Through the USAID South Asia Regional Energy Partnership (SAREP), we’re working with partners in India to decarbonize its public transportation sector, from deploying electric buses to helping the Ministry of Railways meet its target of net zero by 2030. 

Asia’s industry-heavy economies can make transitions like this tough, but programs like USAID SAREP are helping countries lower the financial risks to green investment by building supportive environments for private sector engagement and regional trade of clean energy. The impact is seen not only in greenhouse gas emission reductions but also in improvements to public health as emissions and pollution decrease, especially in urban areas.

From Circular Economy to Resilience and Equity

Urban areas in Asia are home to over 2 billion people, with an additional 1.2 billion people expected to join them by 2050. The pace of urbanization has left many Asian cities with inadequate housing, overburdened infrastructure, and lagging municipal services like water and waste management, which exacerbates existing inequalities.

For example, as more of the population moves to cities, urban markets are being flooded with packaged foods and becoming more reliant on global supply chains. The resulting increase in plastic pollution risks overwhelming urban public services like waste management. 

Creating a circular economy for plastic packaging that would otherwise contribute to pollution offers opportunities for inclusion and resilience. About 80% of plastic in the ocean comes from countries in the Asia Pacific region. On a trip to Sri Lanka earlier this year, I visited a plastics factory where RTI is internally-funding research and development to improve green plastic processing to help keep green plastics out of oceans and other ecosystems. The USAID Ocean Plastics Reduction Activity is also helping reduce demand for plastic with alternatives and incentives. The activity supports informal workers in the waste sector, including independent collectors and women-owned recycling businesses, to help them build safe and profitable livelihoods servicing urban communities.

Truck with plastic trash in the bed

At the plastics factory in Sri Lanka, where RTI is working to improve green plastic processing.

Innovations for Health Security

Ensuring the delivery of essential health services for Asia’s growing population is a defining challenge for the region and for global health security.
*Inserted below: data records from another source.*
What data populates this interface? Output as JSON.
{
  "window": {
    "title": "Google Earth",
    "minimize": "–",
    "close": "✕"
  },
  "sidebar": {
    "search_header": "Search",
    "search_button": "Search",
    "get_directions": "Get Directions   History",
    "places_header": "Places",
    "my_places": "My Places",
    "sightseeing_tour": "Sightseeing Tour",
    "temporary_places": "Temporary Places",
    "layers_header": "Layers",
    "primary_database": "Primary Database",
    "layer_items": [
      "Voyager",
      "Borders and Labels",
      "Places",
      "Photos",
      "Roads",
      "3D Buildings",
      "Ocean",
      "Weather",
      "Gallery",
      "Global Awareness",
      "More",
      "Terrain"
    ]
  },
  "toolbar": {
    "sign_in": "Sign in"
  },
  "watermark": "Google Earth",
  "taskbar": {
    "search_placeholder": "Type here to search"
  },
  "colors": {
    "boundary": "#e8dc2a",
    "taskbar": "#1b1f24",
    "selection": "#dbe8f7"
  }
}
More frequent and unpredictable extreme weather events like floods and droughts, along with extreme heat, are spreading disease and imperiling livelihoods, which hinders access to nutrition and healthcare. 

Innovative technologies can help increase access, improve quality, and strengthen resilience. In Papua New Guinea, for example, solar-powered mini-grids are helping health centers reduce emissions from diesel-powered generators while providing more reliable, round-the-clock energy for lights, refrigeration, and equipment. Babies are no longer delivered in the dark and blood can be stored on-site for transfusions if a mother needs it. 

In the Philippines, the USAID ReachHealth project is integrating climate risk management into health system strengthening. Typhoons and other disasters hurt health infrastructure and create a spike in need for emergency healthcare. By building the capacity of health workers and local governments to provide services during and after extreme weather events, ReachHealth is helping the country build the resilience of its health sector to climate shocks. 

Looking Ahead to Asia’s Future

Asia is a diverse region with both opportunities and challenges for sustainable development in the years ahead. Innovative technologies and approaches can help countries in the region deliver energy security, urban resilience, and good health for their people. RTI is committed to helping Asia build a sustainable future. We will continue working alongside Asian partners to achieve these ambitions in ways that ultimately result in more equity and resilience. 

Disclaimer: This piece was written by Nicole Barnes (India Office Leader; Senior Vice President, Sustainable Growth & Resilience) to share perspectives on a topic of interest. Expression of opinions within are those of the author or authors.